The federal government announced on Friday that the new regulation would come into effect from January, the Swiss news agency SDA reported.
At present, drivers have to be checked by a doctor every two years from their 70th birthday.
The regulation also applies to professional drivers.
The change to the law comes after both chambers of parliament voted on raising the age when medical testing of fitness to drive becomes obligatory.
They approved a motion on raising the age from 70 to 75 brought by parliamentarian Maximilian Reimann, who is himself over 75.
Supporters of the legal change argued that senior citizens are fitter and in better health now than ever before and are far less often involved in road accidents than young drivers.
The government also supported raising the age of testing on the grounds that cars are increasingly fitted with driver-assistance systems.
But it insisted on the need for awareness-raising among older drivers of the need to monitor their medical condition and decide for themselves if the time has come to stop driving.
A number of cantons, including Vaud and Zurich, opposed the change in the law, saying the current system of tests from age 70 helped ensure road safety.
In 2016, around 10,000 elderly people gave up their driver's licence voluntarily following a medical check, SDA reported, of whom 6,000 were aged 70.
The raising of the age of mandatory tests from 70 to 75 will save drivers over the age of 70 around 300 francs.
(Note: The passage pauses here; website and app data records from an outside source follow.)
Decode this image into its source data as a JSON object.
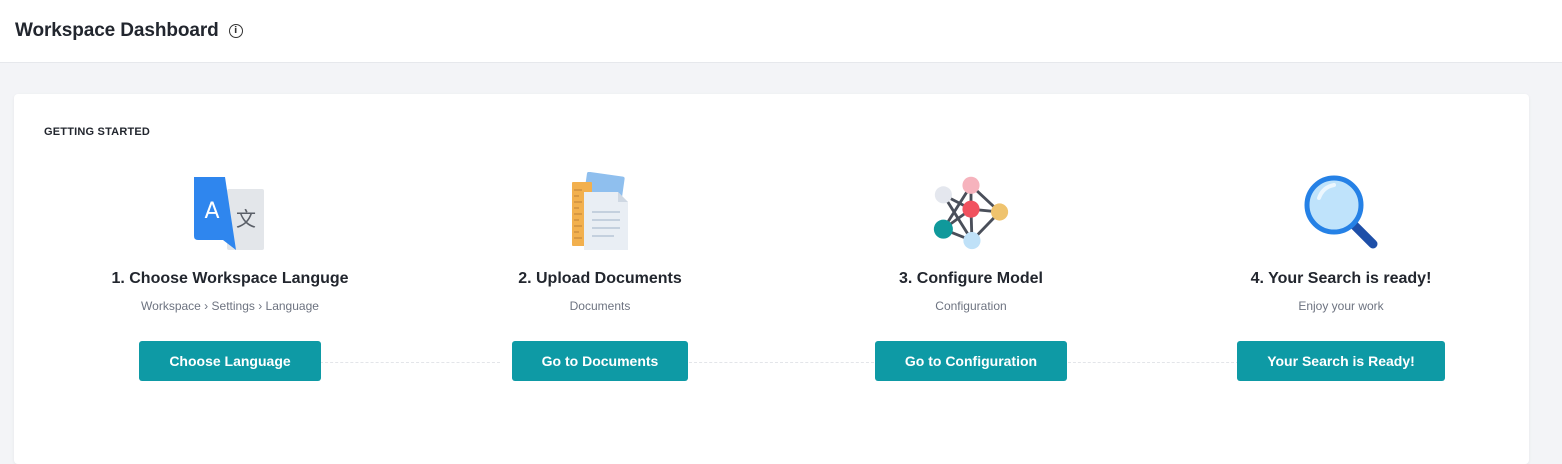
{
  "header": {
    "title": "Workspace Dashboard",
    "info_icon": "info-icon"
  },
  "getting_started": {
    "title": "GETTING STARTED",
    "steps": [
      {
        "title": "1. Choose Workspace Languge",
        "subtitle": "Workspace › Settings › Language",
        "button": "Choose Language",
        "icon": "translate-icon"
      },
      {
        "title": "2. Upload Documents",
        "subtitle": "Documents",
        "button": "Go to Documents",
        "icon": "documents-icon"
      },
      {
        "title": "3. Configure Model",
        "subtitle": "Configuration",
        "button": "Go to Configuration",
        "icon": "network-icon"
      },
      {
        "title": "4. Your Search is ready!",
        "subtitle": "Enjoy your work",
        "button": "Your Search is Ready!",
        "icon": "magnifier-icon"
      }
    ]
  },
  "colors": {
    "accent": "#0e9aa5",
    "background": "#f3f4f7",
    "card": "#ffffff"
  }
}
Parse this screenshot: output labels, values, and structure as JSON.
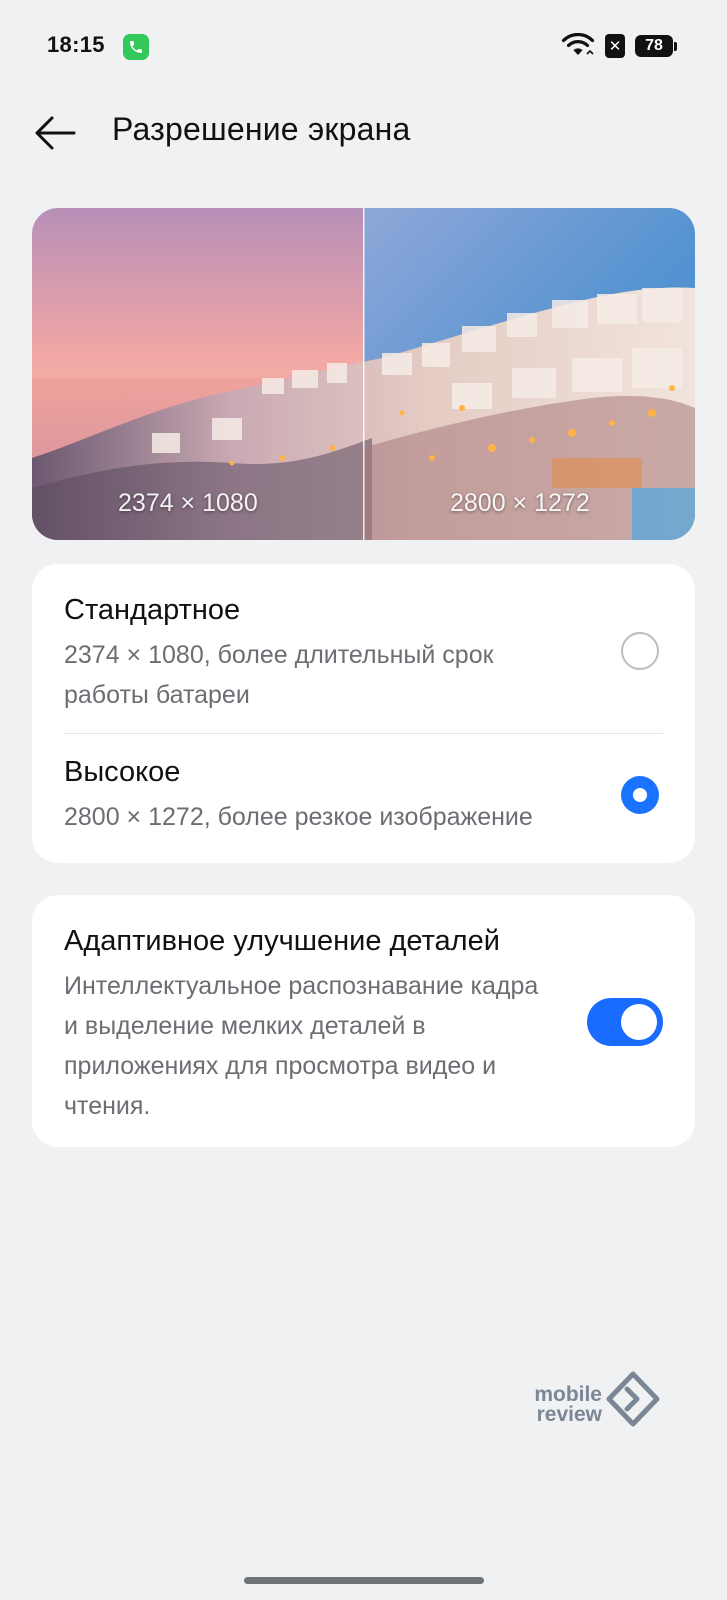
{
  "status_bar": {
    "time": "18:15",
    "battery_level": "78",
    "sim_icon": "sim-off-icon",
    "call_icon": "phone-call-icon",
    "wifi_icon": "wifi-icon"
  },
  "header": {
    "back_icon": "arrow-left-icon",
    "title": "Разрешение экрана"
  },
  "preview": {
    "left_label": "2374 × 1080",
    "right_label": "2800 × 1272"
  },
  "resolution_options": [
    {
      "title": "Стандартное",
      "description": "2374 × 1080, более длительный срок работы батареи",
      "selected": false
    },
    {
      "title": "Высокое",
      "description": "2800 × 1272, более резкое изображение",
      "selected": true
    }
  ],
  "adaptive": {
    "title": "Адаптивное улучшение деталей",
    "description": "Интеллектуальное распознавание кадра и выделение мелких деталей в приложениях для просмотра видео и чтения.",
    "enabled": true
  },
  "watermark": {
    "line1": "mobile",
    "line2": "review"
  },
  "colors": {
    "accent": "#1a6cff",
    "background": "#f0f1f3",
    "card": "#ffffff",
    "secondary_text": "#6b6e73"
  }
}
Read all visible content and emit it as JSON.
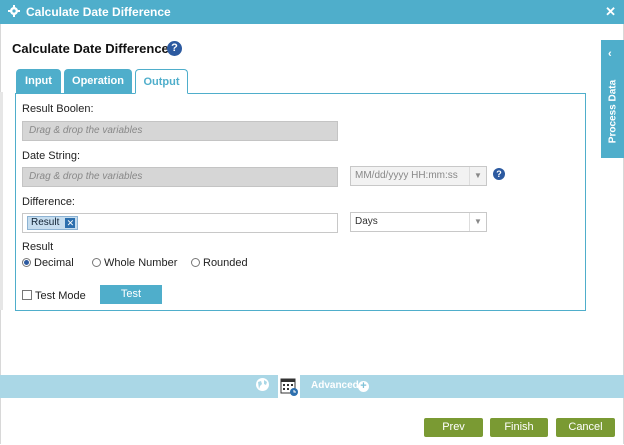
{
  "window": {
    "title": "Calculate Date Difference",
    "close_icon": "✕"
  },
  "page": {
    "heading": "Calculate Date Difference",
    "help_icon": "?"
  },
  "side_panel": {
    "label": "Process Data",
    "arrow": "‹"
  },
  "tabs": [
    {
      "label": "Input",
      "active": false
    },
    {
      "label": "Operation",
      "active": false
    },
    {
      "label": "Output",
      "active": true
    }
  ],
  "form": {
    "result_boolean_label": "Result Boolen:",
    "result_boolean_placeholder": "Drag & drop the variables",
    "date_string_label": "Date String:",
    "date_string_placeholder": "Drag & drop the variables",
    "date_format_value": "MM/dd/yyyy HH:mm:ss",
    "difference_label": "Difference:",
    "difference_chip": "Result",
    "difference_chip_remove": "✕",
    "unit_value": "Days",
    "result_label": "Result",
    "result_options": [
      {
        "label": "Decimal",
        "selected": true
      },
      {
        "label": "Whole Number",
        "selected": false
      },
      {
        "label": "Rounded",
        "selected": false
      }
    ],
    "test_mode_label": "Test Mode",
    "test_mode_checked": false,
    "test_button": "Test"
  },
  "advanced": {
    "label": "Advanced",
    "plus": "+"
  },
  "footer": {
    "prev": "Prev",
    "finish": "Finish",
    "cancel": "Cancel"
  },
  "colors": {
    "accent": "#4faecb",
    "footer_button": "#7a9a33",
    "help": "#2c5aa0"
  }
}
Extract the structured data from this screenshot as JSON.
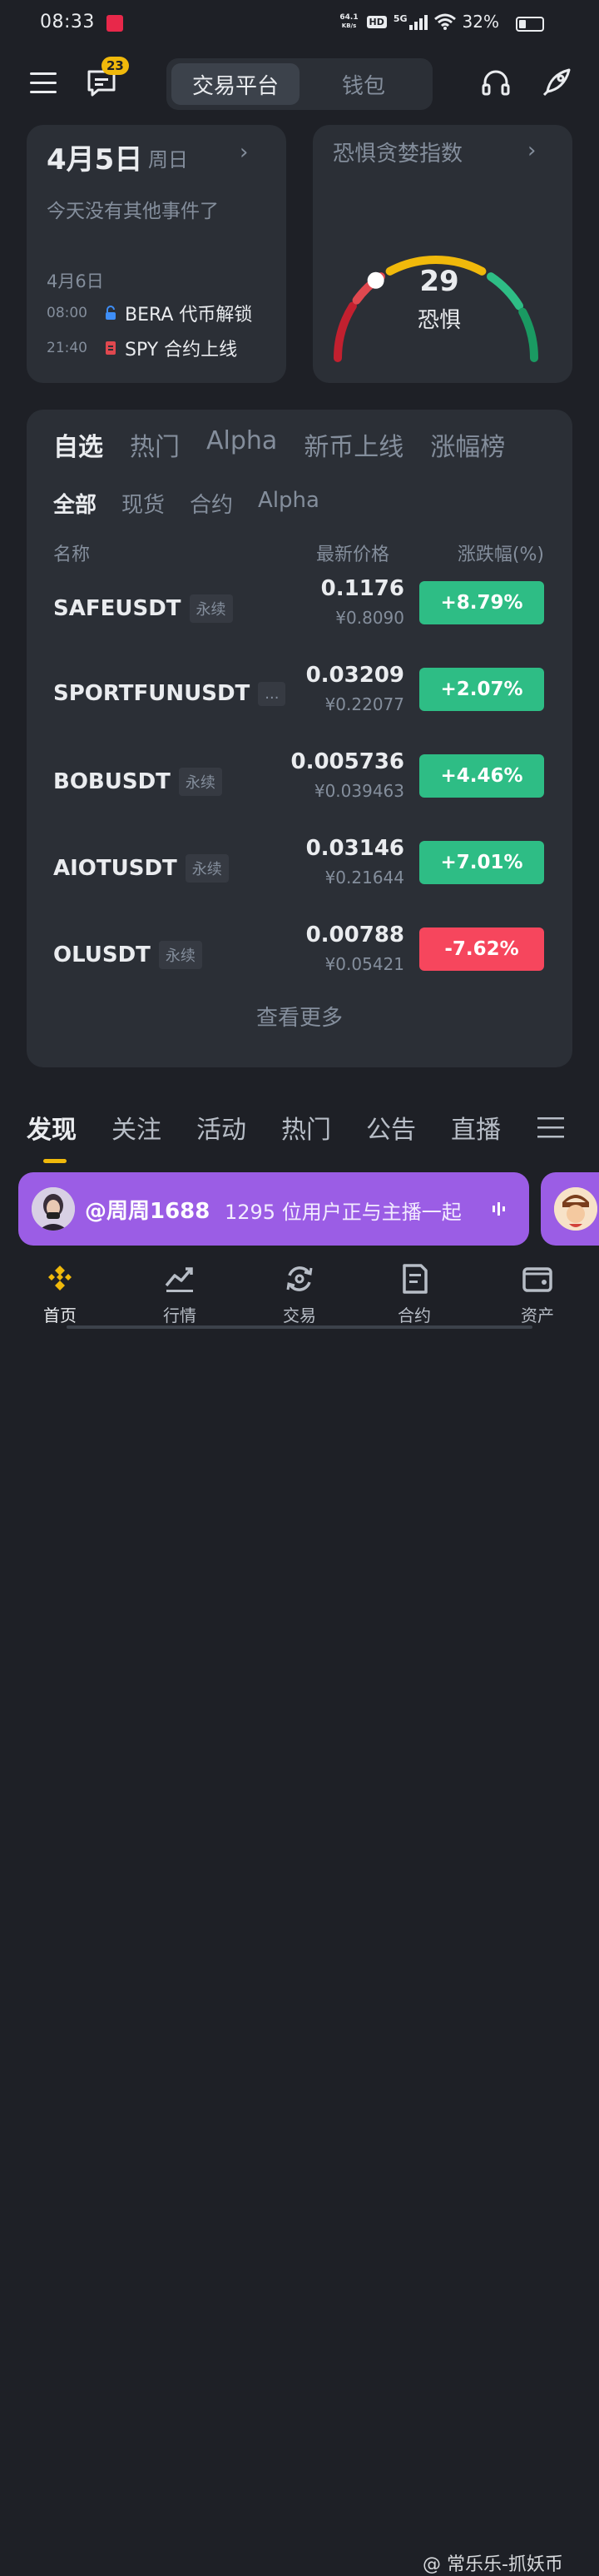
{
  "status_bar": {
    "time": "08:33",
    "net_speed_value": "64.1",
    "net_speed_unit": "KB/s",
    "hd": "HD",
    "signal": "5G",
    "battery_text": "32%",
    "battery_level": 0.32
  },
  "top_nav": {
    "message_badge": "23",
    "tab_trade": "交易平台",
    "tab_wallet": "钱包",
    "icons": [
      "menu-icon",
      "message-icon",
      "headset-icon",
      "rocket-icon"
    ]
  },
  "date_card": {
    "date": "4月5日",
    "weekday": "周日",
    "no_events": "今天没有其他事件了",
    "next_date": "4月6日",
    "events": [
      {
        "time": "08:00",
        "icon": "lock-icon",
        "text": "BERA 代币解锁"
      },
      {
        "time": "21:40",
        "icon": "document-icon",
        "text": "SPY 合约上线"
      }
    ]
  },
  "fear_greed": {
    "title": "恐惧贪婪指数",
    "value": "29",
    "label": "恐惧",
    "index_value": 29,
    "colors": {
      "red": "#c2202f",
      "orange": "#e0484f",
      "yellow": "#f0b90b",
      "green": "#2ebd85",
      "deep_green": "#1a9a62"
    }
  },
  "market": {
    "tabs": [
      "自选",
      "热门",
      "Alpha",
      "新币上线",
      "涨幅榜"
    ],
    "sub_tabs": [
      "全部",
      "现货",
      "合约",
      "Alpha"
    ],
    "headers": {
      "name": "名称",
      "price": "最新价格",
      "change": "涨跌幅(%)"
    },
    "rows": [
      {
        "symbol": "SAFEUSDT",
        "tag": "永续",
        "price": "0.1176",
        "cny": "¥0.8090",
        "change": "+8.79%",
        "dir": "up"
      },
      {
        "symbol": "SPORTFUNUSDT",
        "tag": "...",
        "price": "0.03209",
        "cny": "¥0.22077",
        "change": "+2.07%",
        "dir": "up"
      },
      {
        "symbol": "BOBUSDT",
        "tag": "永续",
        "price": "0.005736",
        "cny": "¥0.039463",
        "change": "+4.46%",
        "dir": "up"
      },
      {
        "symbol": "AIOTUSDT",
        "tag": "永续",
        "price": "0.03146",
        "cny": "¥0.21644",
        "change": "+7.01%",
        "dir": "up"
      },
      {
        "symbol": "OLUSDT",
        "tag": "永续",
        "price": "0.00788",
        "cny": "¥0.05421",
        "change": "-7.62%",
        "dir": "down"
      }
    ],
    "more": "查看更多",
    "colors": {
      "up": "#2ebd85",
      "down": "#f6465d"
    }
  },
  "feed_tabs": [
    "发现",
    "关注",
    "活动",
    "热门",
    "公告",
    "直播"
  ],
  "live_banner": {
    "host": "@周周1688",
    "text": "1295 位用户正与主播一起"
  },
  "bottom_nav": [
    {
      "label": "首页",
      "icon": "home-icon"
    },
    {
      "label": "行情",
      "icon": "chart-icon"
    },
    {
      "label": "交易",
      "icon": "trade-icon"
    },
    {
      "label": "合约",
      "icon": "futures-icon"
    },
    {
      "label": "资产",
      "icon": "wallet-icon"
    }
  ],
  "watermark": "@ 常乐乐-抓妖币",
  "accent": "#f0b90b"
}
It will also lower the costs for the cantonal authorities which have to ensure the medical tests take place.